Earlier in my Second Life, I started to become familiar with the Linden Scripting Language (LSL). In First Life, I am a software developer, so learning a new programming language is not a big deal. I didn't get very far at the time, though. The list of functions is right there on the LSL Wiki, and the language syntax is pretty much like C++ or Java, but the best way to learn how to apply such knowledge is by having specific tasks to accomplish. Since I didn't have that, I didn't get much past experimenting with individual functions.
As well, I must admit, since it's so much like my FL work, I kind of lost enthusiasm for yet more programming.

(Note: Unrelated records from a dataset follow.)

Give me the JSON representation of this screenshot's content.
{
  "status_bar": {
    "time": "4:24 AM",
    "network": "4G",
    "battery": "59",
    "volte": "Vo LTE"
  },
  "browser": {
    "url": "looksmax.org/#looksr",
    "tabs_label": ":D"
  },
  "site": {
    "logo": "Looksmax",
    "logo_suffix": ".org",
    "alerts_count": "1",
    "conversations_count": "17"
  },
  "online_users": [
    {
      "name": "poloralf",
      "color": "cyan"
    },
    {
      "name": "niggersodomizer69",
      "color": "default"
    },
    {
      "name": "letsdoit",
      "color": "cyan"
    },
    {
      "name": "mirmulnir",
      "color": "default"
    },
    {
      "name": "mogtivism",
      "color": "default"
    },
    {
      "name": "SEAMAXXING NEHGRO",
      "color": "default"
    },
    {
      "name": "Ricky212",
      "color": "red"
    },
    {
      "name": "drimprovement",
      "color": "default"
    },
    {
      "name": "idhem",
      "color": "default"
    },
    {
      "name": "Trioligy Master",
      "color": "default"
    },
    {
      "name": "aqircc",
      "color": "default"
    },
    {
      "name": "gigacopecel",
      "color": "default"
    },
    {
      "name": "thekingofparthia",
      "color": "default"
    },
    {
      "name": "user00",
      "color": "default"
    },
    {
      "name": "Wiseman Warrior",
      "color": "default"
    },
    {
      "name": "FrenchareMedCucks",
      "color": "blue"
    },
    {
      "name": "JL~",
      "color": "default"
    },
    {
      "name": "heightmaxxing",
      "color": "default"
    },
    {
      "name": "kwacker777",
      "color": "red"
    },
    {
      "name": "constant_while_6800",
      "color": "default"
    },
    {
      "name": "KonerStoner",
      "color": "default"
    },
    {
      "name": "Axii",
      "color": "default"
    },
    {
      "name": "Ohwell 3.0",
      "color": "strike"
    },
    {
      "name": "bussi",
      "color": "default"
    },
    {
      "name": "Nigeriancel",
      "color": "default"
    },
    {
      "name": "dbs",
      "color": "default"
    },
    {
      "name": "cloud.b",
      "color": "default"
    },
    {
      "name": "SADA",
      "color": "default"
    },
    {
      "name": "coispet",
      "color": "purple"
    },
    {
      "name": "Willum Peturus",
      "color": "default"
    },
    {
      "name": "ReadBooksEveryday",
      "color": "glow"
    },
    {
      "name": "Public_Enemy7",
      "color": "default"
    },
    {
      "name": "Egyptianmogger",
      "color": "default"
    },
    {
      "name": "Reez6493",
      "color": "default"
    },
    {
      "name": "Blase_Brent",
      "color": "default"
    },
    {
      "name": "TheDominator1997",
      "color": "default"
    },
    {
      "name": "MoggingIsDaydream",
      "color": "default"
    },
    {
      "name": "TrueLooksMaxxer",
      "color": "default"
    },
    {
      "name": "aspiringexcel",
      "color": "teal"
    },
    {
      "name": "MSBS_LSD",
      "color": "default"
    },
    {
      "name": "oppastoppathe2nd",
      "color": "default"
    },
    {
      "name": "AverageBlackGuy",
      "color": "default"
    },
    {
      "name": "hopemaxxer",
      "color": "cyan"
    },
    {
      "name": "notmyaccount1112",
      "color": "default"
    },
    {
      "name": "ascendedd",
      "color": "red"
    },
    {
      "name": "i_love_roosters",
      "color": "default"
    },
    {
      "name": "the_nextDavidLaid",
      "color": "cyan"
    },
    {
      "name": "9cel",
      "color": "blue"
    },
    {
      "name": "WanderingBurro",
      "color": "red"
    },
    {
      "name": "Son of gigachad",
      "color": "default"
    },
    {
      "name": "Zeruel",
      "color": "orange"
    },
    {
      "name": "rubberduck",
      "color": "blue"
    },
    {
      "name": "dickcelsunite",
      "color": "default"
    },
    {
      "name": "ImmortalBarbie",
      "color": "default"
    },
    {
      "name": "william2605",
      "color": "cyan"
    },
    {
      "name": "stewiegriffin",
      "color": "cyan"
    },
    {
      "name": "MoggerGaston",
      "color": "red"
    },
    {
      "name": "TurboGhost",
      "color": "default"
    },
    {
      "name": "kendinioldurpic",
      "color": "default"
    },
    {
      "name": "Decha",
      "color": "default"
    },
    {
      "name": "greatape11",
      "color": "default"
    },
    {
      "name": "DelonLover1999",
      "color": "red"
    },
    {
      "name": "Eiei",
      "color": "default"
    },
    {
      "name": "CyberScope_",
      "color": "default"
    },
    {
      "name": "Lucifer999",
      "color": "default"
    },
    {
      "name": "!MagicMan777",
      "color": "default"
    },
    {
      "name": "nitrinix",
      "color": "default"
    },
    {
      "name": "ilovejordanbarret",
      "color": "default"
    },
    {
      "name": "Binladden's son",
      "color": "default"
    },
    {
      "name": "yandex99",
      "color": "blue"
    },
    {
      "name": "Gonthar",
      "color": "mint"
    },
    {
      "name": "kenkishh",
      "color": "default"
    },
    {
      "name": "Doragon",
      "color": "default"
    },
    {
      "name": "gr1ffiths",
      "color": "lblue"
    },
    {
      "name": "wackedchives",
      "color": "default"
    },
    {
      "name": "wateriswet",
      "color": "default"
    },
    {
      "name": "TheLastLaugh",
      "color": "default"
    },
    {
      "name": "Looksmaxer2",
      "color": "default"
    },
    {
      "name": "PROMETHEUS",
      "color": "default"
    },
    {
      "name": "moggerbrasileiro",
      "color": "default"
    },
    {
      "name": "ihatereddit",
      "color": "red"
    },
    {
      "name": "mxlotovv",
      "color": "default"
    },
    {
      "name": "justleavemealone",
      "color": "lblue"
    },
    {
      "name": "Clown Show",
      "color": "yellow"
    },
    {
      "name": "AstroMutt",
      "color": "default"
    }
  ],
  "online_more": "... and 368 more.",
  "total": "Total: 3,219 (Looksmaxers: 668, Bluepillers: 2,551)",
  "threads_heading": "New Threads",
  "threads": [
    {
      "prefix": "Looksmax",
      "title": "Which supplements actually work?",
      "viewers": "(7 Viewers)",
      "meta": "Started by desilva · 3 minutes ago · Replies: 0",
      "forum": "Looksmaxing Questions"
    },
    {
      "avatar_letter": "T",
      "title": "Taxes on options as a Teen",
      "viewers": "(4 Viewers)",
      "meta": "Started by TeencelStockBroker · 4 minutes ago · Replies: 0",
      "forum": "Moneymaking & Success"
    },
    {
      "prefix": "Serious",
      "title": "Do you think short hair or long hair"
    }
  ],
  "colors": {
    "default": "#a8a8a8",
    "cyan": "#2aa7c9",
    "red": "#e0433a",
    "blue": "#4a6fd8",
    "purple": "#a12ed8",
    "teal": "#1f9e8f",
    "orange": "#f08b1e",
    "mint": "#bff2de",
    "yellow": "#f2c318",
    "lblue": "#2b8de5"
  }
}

A short while ago, however, I noticed Patrice's notecard dispenser, which she has outside her terraforming office. Anyone who uses the posted landmark and drops by the office can click on the notecard dispenser and get information on the services Patrice offers. I have noticed that people also teleport to my office when I'm not there. I figured it was long past due to give them something more than a stained glass window to look at. I was missing potential business opportunities.
You can buy notecard dispensers, but I figured it couldn't be a very complicated thing to program. Turns out it's dead simple. I even added a feature. When someone touches the ball, not only does the person receive a notecard, but I receive a notice of who took the notecard. Cool and useful. Don't worry, I won't be tracking anyone down to badger them about setting up an appointment! For informational purposes only. I made my alt useful as well, as a tester. Sometimes a script will work for the owner but not for others, so alt-boy verified that he could receive notecards as well.
The other night, I was working at the Activ8 club as a dancer for the evening (yeah, I signed on to model, but there hasn't been any modelling work since the tattoo shoot). Not everything is yet set up at the club, and there are no tip jars for hosts and dancers. Yaeh pulled out her own tip jar. I didn't have one. Whine whine. Illya, sweetheart that she is, gave me one. This shamed me into realizing that I could probably build my own quite easily.
A tip jar isn't quite as simple as a notecard dispenser, but it's not much more difficult. It requires a couple more functions, and again I added some features. If you left click on (touch) the jar, it provides instructions on how to make a payment. Help for newbies, should any of them actually have any money to tip. And if anyone sits on the jar, it boots them off. Can't have someone obscuring my tip jar! I also put in a more effusive thank-you message for particularly large tips. Again, alt-boy did the testing.
My latest project was spurred by reading about Chey's trouble with intruders. It's a script that finds all agents within 96 metres (maximum distance) and asks whether the agent should be ejected from the land. It's designed to give the land owner more time to ban the griefer. I don't know if it's faster than going straight to banning, but I think it probably is. This project is still in development.
These are all tiny projects. It's more difficult to design and implement larger projects, and I haven't figured out one to work on yet. However, this is a start, and I've finally done something more useful than determine the height of an avatar.
I might get distracted from further scripting by something I want to use the tip jar for—DJing. My friend ComradeX showed me the ropes, so now I need to rip a bunch of music onto my computer, where it does not currently live. Then maybe someone will let Véronique's Vault come to life. If that happens, don't expect any between-song patter. :)